LONDON (Reuters) - Venezuela’s self-declared interim president Juan Guaido has asked European Union governments to keep up the pressure on President Nicolas Maduro.
“I said to him, what is your message for myself and the other foreign ministers?” British Foreign Secretary Jeremy Hunt said.
“He said two things: please keep up the pressure on Maduro who has done so much damage and remember this is about the humanitarian catastrophe that is going on at the moment.”
The United States has recognized Guaido as Venezuela’s legitimate head of state and denounced Maduro as a usurper.
Maduro, sworn in on Jan. 10 for a second term after disputed elections last year, accuses Guaido of staging a U.S.-directed coup against him.

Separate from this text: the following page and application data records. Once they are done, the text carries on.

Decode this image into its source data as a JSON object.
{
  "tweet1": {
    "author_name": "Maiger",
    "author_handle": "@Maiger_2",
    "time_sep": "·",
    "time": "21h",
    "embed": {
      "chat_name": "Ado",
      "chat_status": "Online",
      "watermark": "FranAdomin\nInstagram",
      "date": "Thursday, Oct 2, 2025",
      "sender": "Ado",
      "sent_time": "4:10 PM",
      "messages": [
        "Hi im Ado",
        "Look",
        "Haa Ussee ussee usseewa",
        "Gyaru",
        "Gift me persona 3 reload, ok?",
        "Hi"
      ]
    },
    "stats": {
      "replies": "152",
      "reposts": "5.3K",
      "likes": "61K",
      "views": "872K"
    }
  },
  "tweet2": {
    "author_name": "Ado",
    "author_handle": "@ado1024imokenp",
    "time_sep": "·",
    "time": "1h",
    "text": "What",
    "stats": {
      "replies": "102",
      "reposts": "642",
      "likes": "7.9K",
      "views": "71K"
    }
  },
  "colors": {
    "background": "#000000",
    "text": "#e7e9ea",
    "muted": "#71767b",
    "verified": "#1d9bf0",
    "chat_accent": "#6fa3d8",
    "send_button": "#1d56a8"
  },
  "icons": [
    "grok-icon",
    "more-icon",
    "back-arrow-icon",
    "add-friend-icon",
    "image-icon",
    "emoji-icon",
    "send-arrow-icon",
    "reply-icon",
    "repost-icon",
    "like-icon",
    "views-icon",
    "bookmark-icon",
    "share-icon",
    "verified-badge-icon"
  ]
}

Maduro is backed by a number of countries, including Russia.
Hunt criticised Britain’s opposition Labour leader Jeremy Corbyn for siding with Maduro.

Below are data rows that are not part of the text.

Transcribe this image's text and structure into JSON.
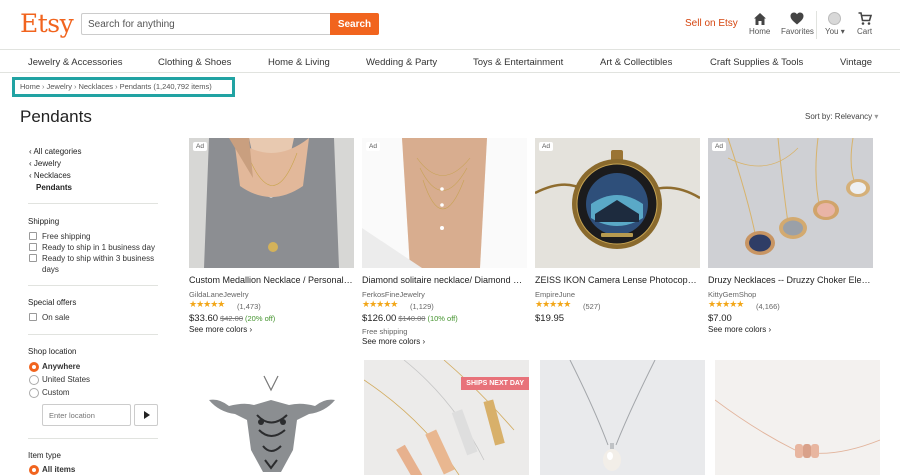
{
  "header": {
    "logo": "Etsy",
    "search_placeholder": "Search for anything",
    "search_button": "Search",
    "sell_link": "Sell on Etsy",
    "icons": [
      {
        "name": "home-icon",
        "label": "Home"
      },
      {
        "name": "heart-icon",
        "label": "Favorites"
      },
      {
        "name": "avatar",
        "label": "You ▾"
      },
      {
        "name": "cart-icon",
        "label": "Cart"
      }
    ]
  },
  "categories": [
    "Jewelry & Accessories",
    "Clothing & Shoes",
    "Home & Living",
    "Wedding & Party",
    "Toys & Entertainment",
    "Art & Collectibles",
    "Craft Supplies & Tools",
    "Vintage"
  ],
  "breadcrumb": {
    "items": [
      "Home",
      "Jewelry",
      "Necklaces"
    ],
    "current": "Pendants (1,240,792 items)"
  },
  "page_title": "Pendants",
  "sort_by": "Sort by: Relevancy",
  "sidebar": {
    "category_links": [
      "All categories",
      "Jewelry",
      "Necklaces"
    ],
    "current_category": "Pendants",
    "shipping": {
      "heading": "Shipping",
      "options": [
        "Free shipping",
        "Ready to ship in 1 business day",
        "Ready to ship within 3 business",
        "days"
      ]
    },
    "special_offers": {
      "heading": "Special offers",
      "options": [
        "On sale"
      ]
    },
    "shop_location": {
      "heading": "Shop location",
      "options": [
        "Anywhere",
        "United States",
        "Custom"
      ],
      "input_placeholder": "Enter location"
    },
    "item_type": {
      "heading": "Item type",
      "options": [
        "All items"
      ]
    }
  },
  "products": [
    {
      "ad": "Ad",
      "title": "Custom Medallion Necklace / Personalized Gift",
      "shop": "GildaLaneJewelry",
      "stars": "★★★★★",
      "reviews": "(1,473)",
      "price": "$33.60",
      "old_price": "$42.00",
      "discount": "(20% off)",
      "colors": "See more colors ›"
    },
    {
      "ad": "Ad",
      "title": "Diamond solitaire necklace/ Diamond necklace",
      "shop": "FerkosFineJewelry",
      "stars": "★★★★★",
      "reviews": "(1,129)",
      "price": "$126.00",
      "old_price": "$140.00",
      "discount": "(10% off)",
      "shipping": "Free shipping",
      "colors": "See more colors ›"
    },
    {
      "ad": "Ad",
      "title": "ZEISS IKON Camera Lense Photocopy Necklace",
      "shop": "EmpireJune",
      "stars": "★★★★★",
      "reviews": "(527)",
      "price": "$19.95"
    },
    {
      "ad": "Ad",
      "title": "Druzy Necklaces -- Druzzy Choker Elegant",
      "shop": "KittyGemShop",
      "stars": "★★★★★",
      "reviews": "(4,166)",
      "price": "$7.00",
      "colors": "See more colors ›"
    }
  ],
  "row2_badge": "SHIPS NEXT DAY"
}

“Simply because they share Maduro’s anti-Western worldview is not a reason to turn a blind eye to someone who has driven his people into poverty where 70 percent of children in some areas are facing malnutrition.”
Corbyn has said he condemns violence in Venezuela and has called for a negotiated settlement.
Reporting by Guy Faulconbridge